# [INSTRUCTIONS TO FOLLOW]
If a line holds an image, leave the image out; write out everything else in the records exactly.
· · · · · · ·
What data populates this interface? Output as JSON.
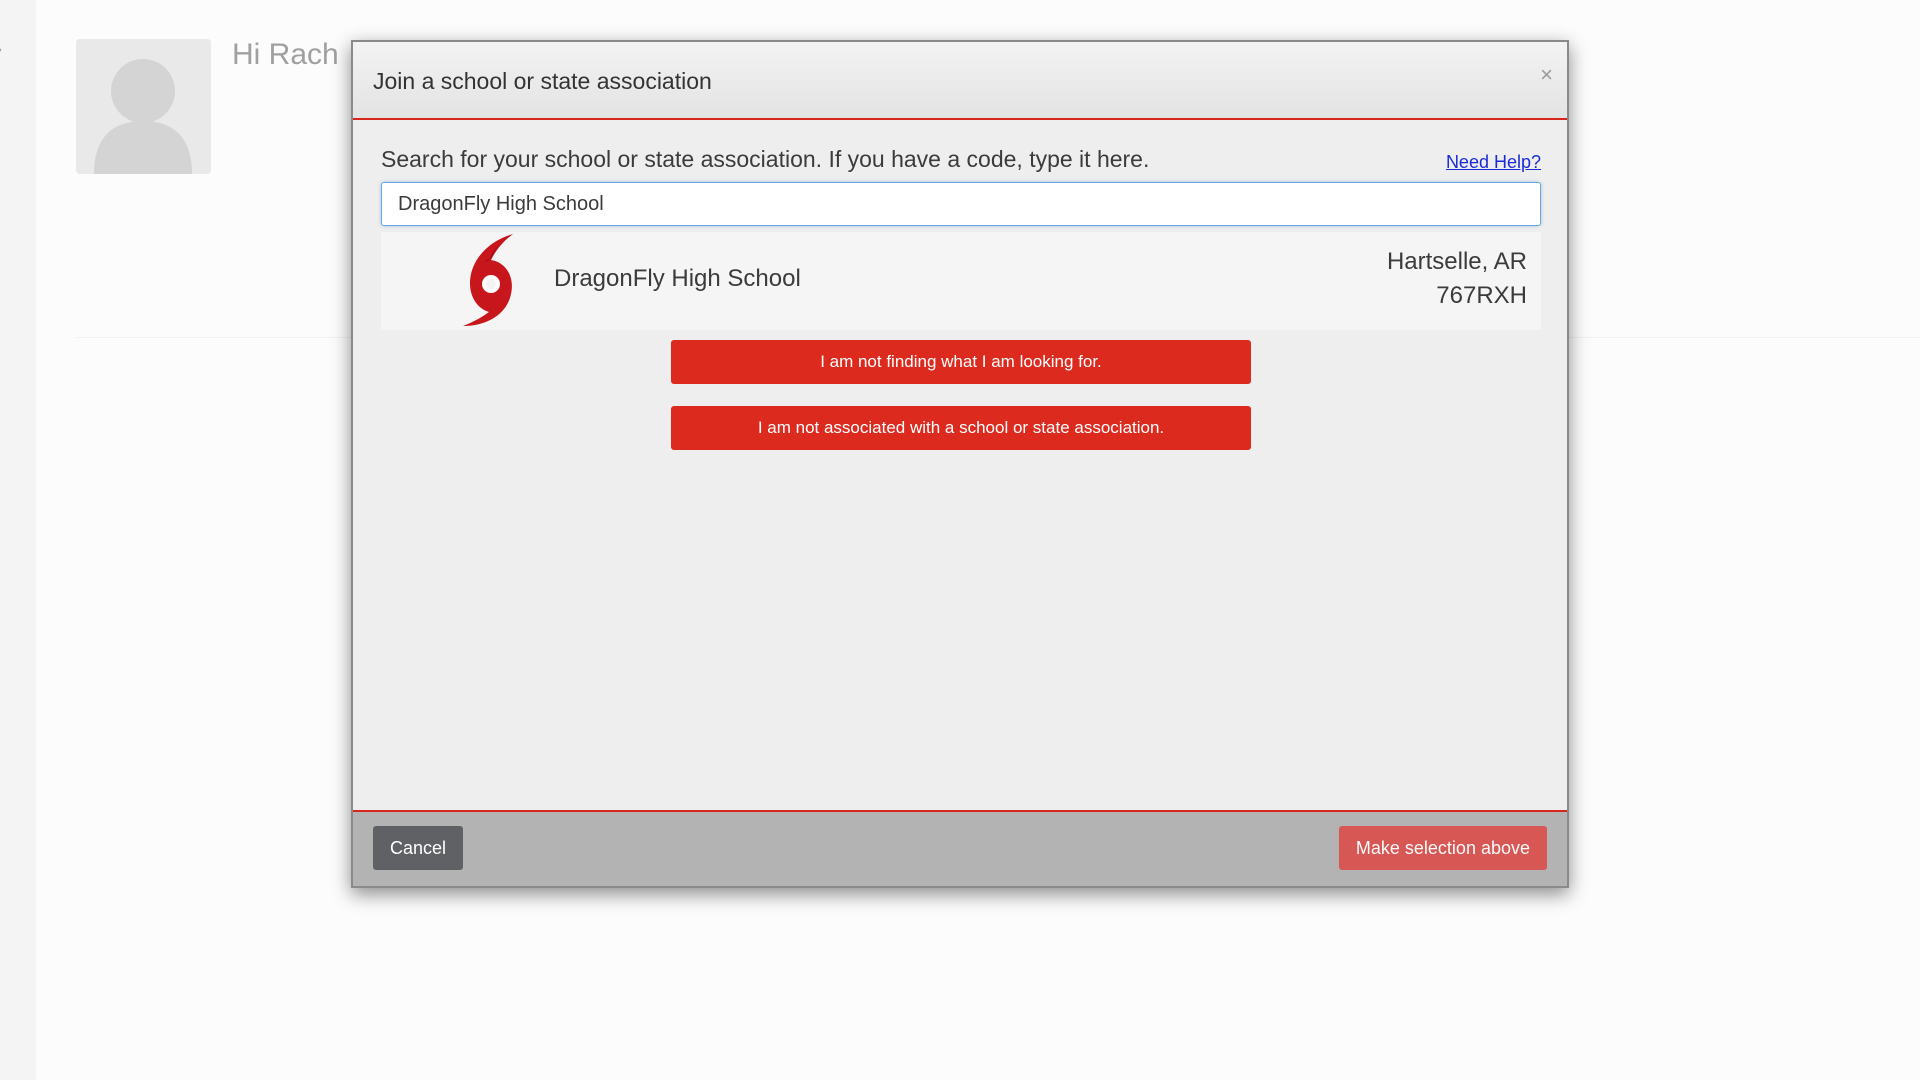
{
  "background": {
    "greeting": "Hi Rach"
  },
  "modal": {
    "title": "Join a school or state association",
    "close_label": "×",
    "instructions": "Search for your school or state association. If you have a code, type it here.",
    "help_link": "Need Help?",
    "search": {
      "value": "DragonFly High School",
      "placeholder": ""
    },
    "result": {
      "name": "DragonFly High School",
      "location": "Hartselle, AR",
      "code": "767RXH",
      "logo_icon": "hurricane-logo-icon",
      "logo_color": "#c8161d"
    },
    "buttons": {
      "not_finding": "I am not finding what I am looking for.",
      "not_associated": "I am not associated with a school or state association."
    },
    "footer": {
      "cancel_label": "Cancel",
      "select_label": "Make selection above"
    }
  },
  "colors": {
    "accent_red": "#dc2a1f",
    "link_blue": "#1a2bd6",
    "cancel_gray": "#5f6165"
  }
}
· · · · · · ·
# [EXERCISE RESPONSE]
What data populates this interface? Output as JSON.
{
  "background": {
    "greeting": "Hi Rach"
  },
  "modal": {
    "title": "Join a school or state association",
    "close_label": "×",
    "instructions": "Search for your school or state association. If you have a code, type it here.",
    "help_link": "Need Help?",
    "search": {
      "value": "DragonFly High School",
      "placeholder": ""
    },
    "result": {
      "name": "DragonFly High School",
      "location": "Hartselle, AR",
      "code": "767RXH",
      "logo_icon": "hurricane-logo-icon",
      "logo_color": "#c8161d"
    },
    "buttons": {
      "not_finding": "I am not finding what I am looking for.",
      "not_associated": "I am not associated with a school or state association."
    },
    "footer": {
      "cancel_label": "Cancel",
      "select_label": "Make selection above"
    }
  },
  "colors": {
    "accent_red": "#dc2a1f",
    "link_blue": "#1a2bd6",
    "cancel_gray": "#5f6165"
  }
}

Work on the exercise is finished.